The July 2022 issue of IEEE Spectrum is here!

Close bar

Two Great Photovoltaic Materials Brought Together Make Better LEDs

Researchers combine quantum dots and perovskite that could lead to a hyper-efficient LED

2 min read
Two Great Photovoltaic Materials Brought Together Make Better LEDs
Photo: Sargent Group/University of Toronto

imgImages: Ella Marushchenko

Ted Sargent at the University of Toronto has built a reputation over the years as being a prominent advocate for the use of quantum dots in photovoltaics. Sargent has even penned a piece for IEEE Spectrum covering the topic, and this blog has covered his record breaking efforts at boosting the conversion efficiency of quantum dot-based photovoltaics a few times.

Earlier this year, however, Sargent started to take an interest in the hot material that has the photovoltaics community buzzing: perovskite. Now, he and his research team at the University of Toronto have combined perovskite and quantum dots  into a hybrid that they believe could transform LED technology.

In research published in the journal Nature, Sargent’s team describes how they developed a way to embed the quantum dots in the perovskite so that electrons are funneled into the quantum dots, which then convert electricity into light.

“It’s a pretty novel idea to blend together these two optoelectronic materials, both of which are gaining a lot of traction,” said Xiwen Gong, one of the study’s lead authors and a researcher working with in Sargent’s research group, in a press release. “We wanted to take advantage of the benefits of both by combining them seamlessly in a solid-state matrix.”

With the perovskite directing the electrons into the quantum dots, a kind of hyper-efficient LED technology is possible that promises applications in light bulbs and new types of displays.

But to get to this bright future, the researchers had to overcome some pretty tough material engineering obstacles.

“When you try to jam two different crystals together, they often form separate phases without blending smoothly into each other,” said Riccardo Comin, a post-doctoral fellow in the Sargent Group. “We had to design a new strategy to convince these two components to forget about their differences and to rather intermix into forming a unique crystalline entity.”

To get these two crystal materials to play nice with each other, the researchers found a way to connect the atomic ends of the two materials seamlessly by constructing a nano-scale scaffolding ‘shell’ around the quantum dots in a solution.
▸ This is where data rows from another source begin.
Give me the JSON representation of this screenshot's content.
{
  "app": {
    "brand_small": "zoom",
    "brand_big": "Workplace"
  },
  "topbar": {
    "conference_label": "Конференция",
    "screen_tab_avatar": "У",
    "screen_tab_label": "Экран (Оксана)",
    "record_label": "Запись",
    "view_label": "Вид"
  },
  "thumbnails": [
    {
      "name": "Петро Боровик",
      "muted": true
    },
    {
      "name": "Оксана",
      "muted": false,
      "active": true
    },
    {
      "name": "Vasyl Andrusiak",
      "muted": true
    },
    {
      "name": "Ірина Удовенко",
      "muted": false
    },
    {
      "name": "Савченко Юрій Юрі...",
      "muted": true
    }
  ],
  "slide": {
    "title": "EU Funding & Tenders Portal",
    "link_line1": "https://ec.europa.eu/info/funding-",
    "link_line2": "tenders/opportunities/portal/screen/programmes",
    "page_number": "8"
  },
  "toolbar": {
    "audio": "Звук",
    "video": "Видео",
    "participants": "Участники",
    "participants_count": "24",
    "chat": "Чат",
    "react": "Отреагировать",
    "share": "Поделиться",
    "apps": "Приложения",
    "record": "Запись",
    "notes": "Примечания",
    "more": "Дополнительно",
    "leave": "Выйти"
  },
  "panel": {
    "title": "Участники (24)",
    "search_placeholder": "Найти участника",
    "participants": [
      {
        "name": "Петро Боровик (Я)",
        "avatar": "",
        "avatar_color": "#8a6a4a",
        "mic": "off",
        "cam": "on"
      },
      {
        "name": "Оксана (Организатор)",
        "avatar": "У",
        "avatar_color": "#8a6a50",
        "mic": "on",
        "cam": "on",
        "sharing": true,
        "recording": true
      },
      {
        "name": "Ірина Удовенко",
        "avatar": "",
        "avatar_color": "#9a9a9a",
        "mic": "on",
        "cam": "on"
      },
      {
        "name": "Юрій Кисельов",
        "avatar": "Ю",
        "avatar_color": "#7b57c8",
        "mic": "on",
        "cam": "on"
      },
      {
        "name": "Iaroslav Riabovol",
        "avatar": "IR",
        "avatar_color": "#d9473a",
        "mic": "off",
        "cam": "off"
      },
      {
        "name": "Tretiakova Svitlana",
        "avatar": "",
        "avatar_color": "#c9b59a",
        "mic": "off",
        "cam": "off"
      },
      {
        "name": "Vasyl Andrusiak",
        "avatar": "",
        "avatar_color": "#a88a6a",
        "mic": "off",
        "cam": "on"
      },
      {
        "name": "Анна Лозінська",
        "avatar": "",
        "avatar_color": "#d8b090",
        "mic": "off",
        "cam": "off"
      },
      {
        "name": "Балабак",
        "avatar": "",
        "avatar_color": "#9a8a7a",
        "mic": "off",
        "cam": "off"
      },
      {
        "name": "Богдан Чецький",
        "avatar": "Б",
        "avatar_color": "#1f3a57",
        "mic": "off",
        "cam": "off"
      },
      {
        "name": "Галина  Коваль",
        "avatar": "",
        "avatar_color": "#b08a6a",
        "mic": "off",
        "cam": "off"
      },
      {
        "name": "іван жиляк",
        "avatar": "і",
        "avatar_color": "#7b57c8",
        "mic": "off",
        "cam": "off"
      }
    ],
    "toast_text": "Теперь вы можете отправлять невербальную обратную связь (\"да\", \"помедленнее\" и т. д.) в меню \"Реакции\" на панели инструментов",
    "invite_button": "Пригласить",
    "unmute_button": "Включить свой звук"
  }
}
As Zhijun Ning, who contributed to the work while a post-doctoral fellow, explained, they “then grew the perovskite crystal around that shell so the two faces aligned.”

Now that they have managed to build the hybrid material, the researchers will be building an LED device based on it with the aim to beat the record power efficiency for an LED.

The Conversation (0)

3 Ways 3D Chip Tech Is Upending Computing

AMD, Graphcore, and Intel show why the industry’s leading edge is going vertical

8 min read
A stack of 3 images.  One of a chip, another is a group of chips and a single grey chip.
Intel; Graphcore; AMD

A crop of high-performance processors is showing that the new direction for continuing Moore’s Law is all about up. Each generation of processor needs to perform better than the last, and, at its most basic, that means integrating more logic onto the silicon. But there are two problems: One is that our ability to shrink transistors and the logic and memory blocks they make up is slowing down. The other is that chips have reached their size limits. Photolithography tools can pattern only an area of about 850 square millimeters, which is about the size of a top-of-the-line Nvidia GPU.

For a few years now, developers of systems-on-chips have begun to break up their ever-larger designs into smaller chiplets and link them together inside the same package to effectively increase the silicon area, among other advantages. In CPUs, these links have mostly been so-called 2.5D, where the chiplets are set beside each other and connected using short, dense interconnects. Momentum for this type of integration will likely only grow now that most of the major manufacturers have agreed on a 2.5D chiplet-to-chiplet communications standard.

Keep Reading ↓Show less